Annexes Annex 1: Awareness Material on Forest Certification The Fiji Forest Certification Standard - Draft The Fiji Forest Certification Standard - Leaflet Annex 2: The Participants List – Forest Certification Awareness Workshop. Annex 3: The draft Terms of Reference for the Forest Certification Steering Committee Annex 4: Email dialogue of the Forest Certification Steering Committee Annex 5: The Japanese Guideline for Verification on Legality and Sustainability of Wood and Wood Products Annex 6: 2008 amendments to the United States of America Lacey Act Annex 7: The Australian Illegal Logging Prohibition Act 2012.

Fiji Forest Certification Project Report, 2012

Deborah Sue

10

Forest Certification Report Forestry Department ...

Fiji Forest Certification Project Report, 2012. Deborah Sue ... 2.0 Update on the Status of the Forest Certification Project and the Fiji Forest .... 2) 1 Filing Cabinet.

746KB Sizes 0 Downloads 108 Views

Recommend Documents

PET3 Cutoff.xlsx - Gujarat Forest Department
GEN. SC. SEBC. Dt prf. FM. F M F M F. AHMEDABAD. 98.75119. 114.75. 89.75. AMRELI. 80.25. 98.75. ANAND. 80.598.75. 92. 96.5. 80.75. Avalli (Modasa).

PET3 Cutoff.xlsx - Gujarat Forest Department
SK (Himmatnagar) 103.25 128 89.75 112.25 94.25 121.25 80.5-. SURAT. 83.25 112.25. 94.580.75 105.580.7589. SURENDRANAGAR 80.75 112.25. 105.5 - -.

Certification Report
Dragon is a trademark or registered trademark of Enterasys Networks, Inc.; ..... responds to suspicious network activity based on collected forensic data.

TN-Forest-Department-Draftsman-post-applicationform.pdf ...
There was a problem previewing this document. Retrying... Download. Connect more apps... Try one of the apps below to open or edit this item.Missing:

Forest Department Nagpur Recruitment [email protected] ...
Knowledge about Standard Operating procedure prescribed by Authorities like National Tiger. Con se I"Vati 0n A II th0 ri ... www.govnokri.in. Page 1 of 1. Forest Department Nagpur Recruitment [email protected] Forest Department Nagpur Recruitment

Forest Department Yavatmal Recruitment [email protected] ...
Page 3 of 5. www.GovNokri.in. Page 3 of 5. Forest Department Yavatmal Recruitment [email protected] Forest Department Yavatmal Recruitment [email protected] Open. Extract. Open with. Sign In. Main menu. Page 1 of 5.
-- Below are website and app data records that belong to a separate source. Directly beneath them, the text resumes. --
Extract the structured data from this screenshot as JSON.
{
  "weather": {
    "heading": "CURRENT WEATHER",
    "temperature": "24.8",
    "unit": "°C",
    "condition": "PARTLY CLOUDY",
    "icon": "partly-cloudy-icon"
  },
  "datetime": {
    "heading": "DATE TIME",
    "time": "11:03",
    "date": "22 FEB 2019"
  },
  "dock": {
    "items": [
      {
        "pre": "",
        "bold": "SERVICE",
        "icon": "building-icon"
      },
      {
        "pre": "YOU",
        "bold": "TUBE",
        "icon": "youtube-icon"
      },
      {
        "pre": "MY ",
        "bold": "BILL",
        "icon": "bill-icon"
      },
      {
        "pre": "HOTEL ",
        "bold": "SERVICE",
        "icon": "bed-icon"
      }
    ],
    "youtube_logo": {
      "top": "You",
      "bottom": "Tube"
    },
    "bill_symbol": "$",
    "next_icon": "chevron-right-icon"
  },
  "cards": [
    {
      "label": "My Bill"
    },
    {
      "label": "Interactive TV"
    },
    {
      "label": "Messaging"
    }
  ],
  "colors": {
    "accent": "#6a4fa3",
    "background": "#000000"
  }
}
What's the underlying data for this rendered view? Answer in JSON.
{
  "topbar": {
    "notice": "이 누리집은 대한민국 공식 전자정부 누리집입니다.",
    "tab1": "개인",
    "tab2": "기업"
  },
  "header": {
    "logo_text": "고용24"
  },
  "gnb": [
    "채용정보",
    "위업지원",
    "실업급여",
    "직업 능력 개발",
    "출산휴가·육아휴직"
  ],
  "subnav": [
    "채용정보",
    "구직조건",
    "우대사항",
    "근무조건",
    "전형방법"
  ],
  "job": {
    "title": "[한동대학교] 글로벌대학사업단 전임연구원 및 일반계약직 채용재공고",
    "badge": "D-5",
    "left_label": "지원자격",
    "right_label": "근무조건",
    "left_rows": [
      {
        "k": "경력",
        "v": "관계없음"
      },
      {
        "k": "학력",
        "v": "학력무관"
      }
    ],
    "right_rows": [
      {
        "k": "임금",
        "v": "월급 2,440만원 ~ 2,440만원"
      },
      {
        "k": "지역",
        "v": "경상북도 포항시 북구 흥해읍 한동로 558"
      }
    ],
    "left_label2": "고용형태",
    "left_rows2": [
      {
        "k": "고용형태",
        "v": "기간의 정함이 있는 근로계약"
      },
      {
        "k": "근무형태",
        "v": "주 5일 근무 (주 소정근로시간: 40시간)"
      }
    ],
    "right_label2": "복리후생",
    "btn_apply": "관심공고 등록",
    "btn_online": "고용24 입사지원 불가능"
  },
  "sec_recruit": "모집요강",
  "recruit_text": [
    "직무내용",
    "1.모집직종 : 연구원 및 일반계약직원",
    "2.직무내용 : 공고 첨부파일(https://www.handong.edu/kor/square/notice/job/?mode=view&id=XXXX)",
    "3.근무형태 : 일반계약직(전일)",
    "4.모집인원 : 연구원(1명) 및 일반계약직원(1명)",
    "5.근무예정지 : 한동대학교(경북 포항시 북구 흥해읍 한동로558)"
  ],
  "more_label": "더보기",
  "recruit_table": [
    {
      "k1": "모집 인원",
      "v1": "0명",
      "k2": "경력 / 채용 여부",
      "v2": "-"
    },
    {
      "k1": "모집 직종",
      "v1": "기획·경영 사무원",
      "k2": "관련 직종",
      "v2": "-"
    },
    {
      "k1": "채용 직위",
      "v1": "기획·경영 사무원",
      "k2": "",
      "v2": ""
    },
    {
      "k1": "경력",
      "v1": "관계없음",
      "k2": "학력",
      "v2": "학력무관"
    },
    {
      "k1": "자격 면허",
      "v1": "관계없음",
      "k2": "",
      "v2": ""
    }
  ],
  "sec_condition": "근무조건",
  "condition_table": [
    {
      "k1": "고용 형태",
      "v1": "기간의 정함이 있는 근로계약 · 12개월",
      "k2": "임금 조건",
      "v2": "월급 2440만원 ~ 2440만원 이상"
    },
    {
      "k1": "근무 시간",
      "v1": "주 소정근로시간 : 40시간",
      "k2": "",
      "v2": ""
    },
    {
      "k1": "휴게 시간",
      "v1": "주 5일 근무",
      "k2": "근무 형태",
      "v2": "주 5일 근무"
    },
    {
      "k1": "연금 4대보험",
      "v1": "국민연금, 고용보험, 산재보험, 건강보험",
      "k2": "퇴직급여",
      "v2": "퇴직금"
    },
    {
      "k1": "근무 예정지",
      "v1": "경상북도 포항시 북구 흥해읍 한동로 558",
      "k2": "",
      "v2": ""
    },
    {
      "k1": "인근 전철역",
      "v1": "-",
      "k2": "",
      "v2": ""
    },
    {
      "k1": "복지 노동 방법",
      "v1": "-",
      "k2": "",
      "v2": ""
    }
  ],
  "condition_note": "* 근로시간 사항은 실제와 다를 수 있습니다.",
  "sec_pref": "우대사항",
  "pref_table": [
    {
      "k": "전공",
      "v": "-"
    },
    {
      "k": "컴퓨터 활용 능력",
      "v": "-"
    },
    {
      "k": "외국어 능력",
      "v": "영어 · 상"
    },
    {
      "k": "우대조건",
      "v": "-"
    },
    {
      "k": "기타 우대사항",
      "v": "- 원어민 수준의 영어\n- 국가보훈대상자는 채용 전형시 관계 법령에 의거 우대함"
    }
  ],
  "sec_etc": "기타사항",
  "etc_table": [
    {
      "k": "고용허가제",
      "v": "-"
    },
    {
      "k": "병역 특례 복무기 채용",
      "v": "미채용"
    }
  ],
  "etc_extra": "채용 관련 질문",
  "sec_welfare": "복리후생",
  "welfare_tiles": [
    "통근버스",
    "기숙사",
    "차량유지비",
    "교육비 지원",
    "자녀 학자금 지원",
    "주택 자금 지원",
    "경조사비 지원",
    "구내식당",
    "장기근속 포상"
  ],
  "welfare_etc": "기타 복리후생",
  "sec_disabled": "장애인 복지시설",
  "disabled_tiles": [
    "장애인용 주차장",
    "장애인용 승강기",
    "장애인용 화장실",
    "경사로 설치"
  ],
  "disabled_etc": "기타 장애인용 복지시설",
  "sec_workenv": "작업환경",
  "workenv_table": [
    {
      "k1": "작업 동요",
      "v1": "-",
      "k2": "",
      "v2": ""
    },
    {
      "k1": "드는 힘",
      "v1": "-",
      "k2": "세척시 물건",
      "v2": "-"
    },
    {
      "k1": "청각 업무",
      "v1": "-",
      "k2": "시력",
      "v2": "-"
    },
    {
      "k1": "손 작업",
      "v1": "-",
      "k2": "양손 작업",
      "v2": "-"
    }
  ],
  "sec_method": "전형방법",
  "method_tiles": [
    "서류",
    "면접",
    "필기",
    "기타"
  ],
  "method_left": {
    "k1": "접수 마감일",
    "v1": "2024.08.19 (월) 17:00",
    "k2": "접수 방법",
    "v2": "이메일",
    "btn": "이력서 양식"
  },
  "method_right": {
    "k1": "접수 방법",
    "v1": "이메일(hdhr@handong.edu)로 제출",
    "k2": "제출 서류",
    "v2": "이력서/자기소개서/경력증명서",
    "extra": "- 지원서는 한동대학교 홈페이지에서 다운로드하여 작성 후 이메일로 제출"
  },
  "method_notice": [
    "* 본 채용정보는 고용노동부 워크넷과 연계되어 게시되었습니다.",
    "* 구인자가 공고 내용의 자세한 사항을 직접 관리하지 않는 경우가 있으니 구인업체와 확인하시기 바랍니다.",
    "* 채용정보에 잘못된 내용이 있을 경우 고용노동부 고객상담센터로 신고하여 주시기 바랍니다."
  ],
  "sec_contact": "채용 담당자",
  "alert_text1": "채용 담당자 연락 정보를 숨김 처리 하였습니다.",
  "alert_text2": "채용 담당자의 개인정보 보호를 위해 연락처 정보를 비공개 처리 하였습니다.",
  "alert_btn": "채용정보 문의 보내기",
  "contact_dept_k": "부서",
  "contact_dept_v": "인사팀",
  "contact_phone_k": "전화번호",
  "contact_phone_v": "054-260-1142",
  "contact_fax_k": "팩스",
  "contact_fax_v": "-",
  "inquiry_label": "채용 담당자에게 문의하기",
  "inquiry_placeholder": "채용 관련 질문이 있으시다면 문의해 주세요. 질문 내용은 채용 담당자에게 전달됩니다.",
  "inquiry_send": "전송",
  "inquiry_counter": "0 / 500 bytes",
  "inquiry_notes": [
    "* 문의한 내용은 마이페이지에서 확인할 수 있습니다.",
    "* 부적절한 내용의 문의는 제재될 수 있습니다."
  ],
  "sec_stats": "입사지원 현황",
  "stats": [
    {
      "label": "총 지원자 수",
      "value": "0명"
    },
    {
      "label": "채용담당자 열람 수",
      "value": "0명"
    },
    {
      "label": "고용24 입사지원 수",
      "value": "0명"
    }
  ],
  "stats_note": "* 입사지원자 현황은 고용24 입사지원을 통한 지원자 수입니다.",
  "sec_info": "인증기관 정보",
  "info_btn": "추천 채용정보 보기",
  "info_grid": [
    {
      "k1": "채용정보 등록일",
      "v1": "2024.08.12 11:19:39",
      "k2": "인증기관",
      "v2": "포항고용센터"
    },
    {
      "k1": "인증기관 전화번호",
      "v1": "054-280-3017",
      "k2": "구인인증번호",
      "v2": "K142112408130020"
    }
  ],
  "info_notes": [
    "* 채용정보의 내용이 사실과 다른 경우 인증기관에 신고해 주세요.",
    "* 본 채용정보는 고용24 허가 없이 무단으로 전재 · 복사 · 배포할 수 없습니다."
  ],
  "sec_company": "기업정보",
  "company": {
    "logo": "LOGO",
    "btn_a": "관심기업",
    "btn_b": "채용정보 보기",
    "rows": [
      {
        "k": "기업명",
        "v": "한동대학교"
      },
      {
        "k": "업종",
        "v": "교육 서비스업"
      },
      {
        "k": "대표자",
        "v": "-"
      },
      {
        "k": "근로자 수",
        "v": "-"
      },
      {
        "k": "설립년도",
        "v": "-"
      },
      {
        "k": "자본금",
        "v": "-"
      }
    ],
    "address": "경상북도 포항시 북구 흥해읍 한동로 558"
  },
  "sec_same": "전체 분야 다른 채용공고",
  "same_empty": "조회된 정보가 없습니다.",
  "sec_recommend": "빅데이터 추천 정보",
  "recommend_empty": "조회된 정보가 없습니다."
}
Nagpur Forest Department Bharti 2018 For 2 Posts.pdf
animals. 2) The candidate must be able to read, write, speak and understand Marathi language. 3) The candidate should not be born before 01/03/1978.

Forest Department Peon Bharti Amravati 2008 Paper 15.pdf ...
There was a problem previewing this document. Retrying... Download. Connect more apps. ... Forest Department Peon Bharti Amravati 2008 Paper 15.pdf.

Tripura-Forest-Department-Recruitment-Group-D-Posts-Notification ...
Gurkhabasti, Agartala, Tripura West. Affix a recent. Passport size. Photograph duly. signed by the. candidate 1. Name (In Block letter). 2. Father/Husband Name. 3. Permanent Address Vill- P.S.-. P.O.- ... Official with Official Seal. Page 3 of 3. Tri

Forest Department Dhule Bharti [email protected]
Forest Department Dhule Bharti [email protected] Forest Department Dhule Bharti [email protected] Open. Extract. Open with. Sign In. Main menu.

HS Forestry Resources.pdf
In 1901, the Division of Forestry of the U. S. Government was known as the. Bureau of Forestry, and in 1905, it became the Forest Service. Gifford Pinchot.